I liked this book and hearing how God is working in Aurora was inspiring.  There are areas of this book I would critique (for example, I am suspicious of the reliance on techniques to effect miracles); yet I appreciated the tenor of this book. I am a quiet charismatic and affirm the reality of healing, deliverance, and prophecy for today. I appreciated Dawkins balanced presentation, though I felt the character/moral aspects of Jesus’ life were under-emphasized.  Dawkins comments several times how ‘if God can use him, he can use anyone.’ This is a humble and true statement about God, but can easily become an excuse for not developing one’s own character.  I think we should pursue holiness with the same tenacity that Dawkins pursues the supernatural.  These  criticisms aside, I give this book 4 stars.

I received this book from Chosen Books in exchange for my honest review.

Spirit Baptist: a book review

Chad Norris was a preacher. He went to seminary at Beeson Divinity school and studied under Calvin Miller and Robert Smith, jr.  He was passionate about following God and living for him. But he struggled with depression and panic-attacks. He hungered for  a ‘New Testament’ experience of God. A fresh reading of the gospels (especially John) and  an attentive heart to where he felt God was leading, led Norris to a greater openness to the Spirit.  Signs, Wonders and a Baptist Preacher is his story.

Signs, Wonders and a Baptist Preacher by Chad Norris

Written with grace and good humor, Norris describes his journey into supernatural ministry. As pastor of Spiritual Formation at City Church in Simpsonville, SC, Norris has led mission trips and healing services.  His story tells of his own experience of healing and deliverance and his attempts to follow where the voice of God led him.  He is a bit of a goofball but this is a fairly even-handed account.

What I liked  about Norris’s story is that he doesn’t argue that being open to the Holy Spirit means you have to be as weird as you possibly can. His description of his  healing services is of a quiet grace filled moment where he and others pray for people. He acknowledges that some people still have to take medication and don’t get healed, and looks for the grace of God in the lives of those who suffer (he calls them the real ‘heroes’).  Ultimately though, Norris’s point is not just for people to experience the supernatural gifts. He wants people to know intimacy with God. This is his emphasis throughout.
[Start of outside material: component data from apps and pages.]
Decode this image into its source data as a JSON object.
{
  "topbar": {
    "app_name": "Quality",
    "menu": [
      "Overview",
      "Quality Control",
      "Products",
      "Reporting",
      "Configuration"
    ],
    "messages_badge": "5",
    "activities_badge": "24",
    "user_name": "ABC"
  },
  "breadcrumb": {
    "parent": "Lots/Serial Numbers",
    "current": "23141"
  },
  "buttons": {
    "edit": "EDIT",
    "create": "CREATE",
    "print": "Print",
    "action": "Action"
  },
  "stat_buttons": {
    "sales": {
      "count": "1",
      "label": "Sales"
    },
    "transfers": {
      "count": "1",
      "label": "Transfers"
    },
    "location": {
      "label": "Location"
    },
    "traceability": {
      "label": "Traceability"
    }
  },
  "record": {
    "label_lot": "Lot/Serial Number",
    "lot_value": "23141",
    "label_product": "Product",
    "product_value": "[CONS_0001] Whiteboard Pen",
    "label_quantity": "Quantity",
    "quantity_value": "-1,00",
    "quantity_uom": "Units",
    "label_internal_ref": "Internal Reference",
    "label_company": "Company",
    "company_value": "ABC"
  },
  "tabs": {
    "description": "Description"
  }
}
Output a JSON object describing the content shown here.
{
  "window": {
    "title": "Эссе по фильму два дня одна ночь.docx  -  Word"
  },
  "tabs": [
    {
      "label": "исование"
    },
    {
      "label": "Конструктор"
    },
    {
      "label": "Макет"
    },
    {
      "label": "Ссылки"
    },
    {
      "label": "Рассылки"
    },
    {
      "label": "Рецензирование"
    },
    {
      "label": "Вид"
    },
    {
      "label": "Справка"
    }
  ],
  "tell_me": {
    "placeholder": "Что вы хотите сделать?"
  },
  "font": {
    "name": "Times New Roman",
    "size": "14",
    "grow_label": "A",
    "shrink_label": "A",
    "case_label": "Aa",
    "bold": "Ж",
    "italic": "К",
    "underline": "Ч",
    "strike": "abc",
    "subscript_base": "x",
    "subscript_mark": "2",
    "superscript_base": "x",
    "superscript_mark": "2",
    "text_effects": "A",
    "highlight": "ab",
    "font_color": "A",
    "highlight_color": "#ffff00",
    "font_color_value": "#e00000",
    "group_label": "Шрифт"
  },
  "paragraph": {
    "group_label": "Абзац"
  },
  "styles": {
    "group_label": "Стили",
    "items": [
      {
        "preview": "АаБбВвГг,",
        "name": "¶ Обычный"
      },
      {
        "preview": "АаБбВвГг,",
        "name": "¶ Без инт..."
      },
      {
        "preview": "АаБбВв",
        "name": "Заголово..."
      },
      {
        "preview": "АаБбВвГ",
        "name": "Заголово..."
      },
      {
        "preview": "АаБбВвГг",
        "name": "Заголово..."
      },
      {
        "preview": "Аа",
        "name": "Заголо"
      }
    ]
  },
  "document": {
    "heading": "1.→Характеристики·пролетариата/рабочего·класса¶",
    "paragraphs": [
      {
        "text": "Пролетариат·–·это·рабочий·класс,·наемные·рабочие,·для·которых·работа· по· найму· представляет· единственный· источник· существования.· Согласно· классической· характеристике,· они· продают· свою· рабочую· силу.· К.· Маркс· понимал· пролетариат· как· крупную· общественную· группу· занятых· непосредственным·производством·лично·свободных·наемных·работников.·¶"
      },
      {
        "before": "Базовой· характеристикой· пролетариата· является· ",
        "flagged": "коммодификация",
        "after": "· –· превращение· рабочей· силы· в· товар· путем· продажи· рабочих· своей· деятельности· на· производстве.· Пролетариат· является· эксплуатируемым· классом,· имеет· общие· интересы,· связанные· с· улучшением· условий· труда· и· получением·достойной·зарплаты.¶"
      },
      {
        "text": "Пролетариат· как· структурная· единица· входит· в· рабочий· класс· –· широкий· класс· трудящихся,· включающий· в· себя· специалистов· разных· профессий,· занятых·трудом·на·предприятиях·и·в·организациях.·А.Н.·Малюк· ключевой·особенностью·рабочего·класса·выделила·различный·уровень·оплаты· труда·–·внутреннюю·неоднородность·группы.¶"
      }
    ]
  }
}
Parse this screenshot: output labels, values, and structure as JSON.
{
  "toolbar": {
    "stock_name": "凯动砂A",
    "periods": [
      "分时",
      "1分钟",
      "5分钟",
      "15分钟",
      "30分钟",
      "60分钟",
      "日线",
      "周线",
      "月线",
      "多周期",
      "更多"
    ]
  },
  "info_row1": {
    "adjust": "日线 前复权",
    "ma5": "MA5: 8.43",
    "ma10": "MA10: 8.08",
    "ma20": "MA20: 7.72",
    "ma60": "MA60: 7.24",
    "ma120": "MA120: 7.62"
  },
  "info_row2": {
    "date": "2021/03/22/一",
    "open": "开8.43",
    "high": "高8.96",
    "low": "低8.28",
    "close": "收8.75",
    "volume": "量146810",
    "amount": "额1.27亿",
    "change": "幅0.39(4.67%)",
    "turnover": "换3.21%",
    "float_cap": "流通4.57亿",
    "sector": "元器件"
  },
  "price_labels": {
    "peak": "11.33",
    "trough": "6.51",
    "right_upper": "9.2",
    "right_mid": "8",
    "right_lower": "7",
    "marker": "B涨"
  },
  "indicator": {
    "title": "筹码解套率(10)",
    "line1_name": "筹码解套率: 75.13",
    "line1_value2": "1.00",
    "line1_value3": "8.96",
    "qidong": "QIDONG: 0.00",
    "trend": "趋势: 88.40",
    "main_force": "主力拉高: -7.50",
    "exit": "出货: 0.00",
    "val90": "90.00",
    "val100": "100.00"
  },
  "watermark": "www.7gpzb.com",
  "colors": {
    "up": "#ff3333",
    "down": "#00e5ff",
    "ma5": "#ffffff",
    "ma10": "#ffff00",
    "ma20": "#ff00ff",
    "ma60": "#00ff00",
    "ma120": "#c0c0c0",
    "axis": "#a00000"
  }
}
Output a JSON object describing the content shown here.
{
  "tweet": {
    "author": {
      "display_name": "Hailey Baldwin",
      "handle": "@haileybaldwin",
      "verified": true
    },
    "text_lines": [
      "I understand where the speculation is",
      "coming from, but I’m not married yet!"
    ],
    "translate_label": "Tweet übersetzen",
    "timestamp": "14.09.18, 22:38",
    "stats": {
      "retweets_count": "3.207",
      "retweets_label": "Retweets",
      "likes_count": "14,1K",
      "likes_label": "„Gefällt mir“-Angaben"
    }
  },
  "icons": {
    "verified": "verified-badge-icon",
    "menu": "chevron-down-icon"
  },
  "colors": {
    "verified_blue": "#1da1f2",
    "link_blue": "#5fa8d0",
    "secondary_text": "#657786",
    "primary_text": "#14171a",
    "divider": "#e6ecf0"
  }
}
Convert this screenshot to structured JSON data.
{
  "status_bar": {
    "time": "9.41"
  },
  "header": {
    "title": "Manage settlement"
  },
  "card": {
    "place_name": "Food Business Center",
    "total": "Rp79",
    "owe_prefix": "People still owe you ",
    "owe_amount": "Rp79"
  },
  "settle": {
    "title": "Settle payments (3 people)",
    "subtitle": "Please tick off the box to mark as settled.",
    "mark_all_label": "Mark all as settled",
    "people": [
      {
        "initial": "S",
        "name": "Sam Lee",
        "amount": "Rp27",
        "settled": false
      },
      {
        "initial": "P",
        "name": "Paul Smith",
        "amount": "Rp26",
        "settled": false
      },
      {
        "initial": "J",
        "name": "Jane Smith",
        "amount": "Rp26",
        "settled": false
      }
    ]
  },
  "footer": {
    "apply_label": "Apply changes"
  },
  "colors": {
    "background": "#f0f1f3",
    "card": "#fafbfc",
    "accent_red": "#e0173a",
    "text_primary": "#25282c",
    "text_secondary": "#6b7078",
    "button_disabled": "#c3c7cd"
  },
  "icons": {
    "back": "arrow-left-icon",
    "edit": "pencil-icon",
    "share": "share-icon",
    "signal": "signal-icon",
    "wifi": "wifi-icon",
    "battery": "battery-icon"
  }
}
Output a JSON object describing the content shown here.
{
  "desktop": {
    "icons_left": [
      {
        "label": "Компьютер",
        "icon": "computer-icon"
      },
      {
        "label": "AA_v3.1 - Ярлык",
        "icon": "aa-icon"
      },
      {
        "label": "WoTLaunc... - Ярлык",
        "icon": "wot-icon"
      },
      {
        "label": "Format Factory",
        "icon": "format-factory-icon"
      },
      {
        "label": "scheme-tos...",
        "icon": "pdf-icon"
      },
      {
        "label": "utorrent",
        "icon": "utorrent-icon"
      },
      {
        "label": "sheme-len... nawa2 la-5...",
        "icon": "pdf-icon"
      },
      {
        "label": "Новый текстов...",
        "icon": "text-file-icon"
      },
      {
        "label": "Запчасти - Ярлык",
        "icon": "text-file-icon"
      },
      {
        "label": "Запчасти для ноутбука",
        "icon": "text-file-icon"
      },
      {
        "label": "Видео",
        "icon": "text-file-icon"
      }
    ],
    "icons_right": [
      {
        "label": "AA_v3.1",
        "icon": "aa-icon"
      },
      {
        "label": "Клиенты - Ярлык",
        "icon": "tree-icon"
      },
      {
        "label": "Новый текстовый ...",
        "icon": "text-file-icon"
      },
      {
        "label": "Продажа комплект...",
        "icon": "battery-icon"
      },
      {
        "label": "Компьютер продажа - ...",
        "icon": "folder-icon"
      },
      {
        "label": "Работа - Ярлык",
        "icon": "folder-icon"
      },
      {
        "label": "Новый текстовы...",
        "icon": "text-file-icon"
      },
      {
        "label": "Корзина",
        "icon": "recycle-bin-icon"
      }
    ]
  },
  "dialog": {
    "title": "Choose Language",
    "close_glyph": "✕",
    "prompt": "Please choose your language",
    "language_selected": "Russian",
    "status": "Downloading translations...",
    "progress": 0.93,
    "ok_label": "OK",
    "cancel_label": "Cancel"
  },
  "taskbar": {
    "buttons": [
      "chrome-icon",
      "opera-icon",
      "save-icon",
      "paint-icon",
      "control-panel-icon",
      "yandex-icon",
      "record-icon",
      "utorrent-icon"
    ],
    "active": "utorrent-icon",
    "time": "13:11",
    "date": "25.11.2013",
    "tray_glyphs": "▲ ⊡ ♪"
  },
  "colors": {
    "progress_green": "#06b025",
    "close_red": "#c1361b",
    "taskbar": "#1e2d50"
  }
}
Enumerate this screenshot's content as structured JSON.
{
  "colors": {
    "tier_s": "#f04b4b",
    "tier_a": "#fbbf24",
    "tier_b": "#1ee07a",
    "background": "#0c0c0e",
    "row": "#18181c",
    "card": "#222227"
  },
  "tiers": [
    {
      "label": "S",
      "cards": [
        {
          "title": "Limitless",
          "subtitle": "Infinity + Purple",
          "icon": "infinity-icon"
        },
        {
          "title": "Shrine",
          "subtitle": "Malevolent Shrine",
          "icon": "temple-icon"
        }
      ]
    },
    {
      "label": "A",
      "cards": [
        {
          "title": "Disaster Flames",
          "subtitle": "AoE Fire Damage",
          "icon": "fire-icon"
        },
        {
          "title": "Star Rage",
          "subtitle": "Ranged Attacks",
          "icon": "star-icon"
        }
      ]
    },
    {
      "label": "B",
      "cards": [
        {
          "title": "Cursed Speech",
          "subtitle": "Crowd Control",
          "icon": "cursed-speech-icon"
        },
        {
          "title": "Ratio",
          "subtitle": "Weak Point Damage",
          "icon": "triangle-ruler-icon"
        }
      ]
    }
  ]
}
I also appreciated that Norris is comfortable talking about pain and hard experiences. He doesn’t paint the Spirit filled life with Pollyanna brush strokes and he’s had his share of painful experiences.  He does commend Spiritual experiences because God is a supernatural God. What he presents here is not a formula.

Norris tells us that it was his reading of scripture which led him to a richer experience of the Spirit; yet this book doesn’t present a fresh reading of the Bible. It is more of a memoir of one man’s spiritual meanderings and the events that have shaped his life and ministry. Taken for what it is, I really enjoyed the book and I think Norris hopes that people will hear his story and be inspired to re-read the gospels for themselves and hear the voice of God calling them into a deeper experience of Him.  The book closes with a prayer that you can pray but there is no ‘how to’ in the text.  If you are to experience

I liked this book because I like Norris’s storytelling and his story. He is funny and the book is a quick read.  I give it 3.5 stars.

Thank you to Chosen books for providing me a copy of this book in exchange for this review.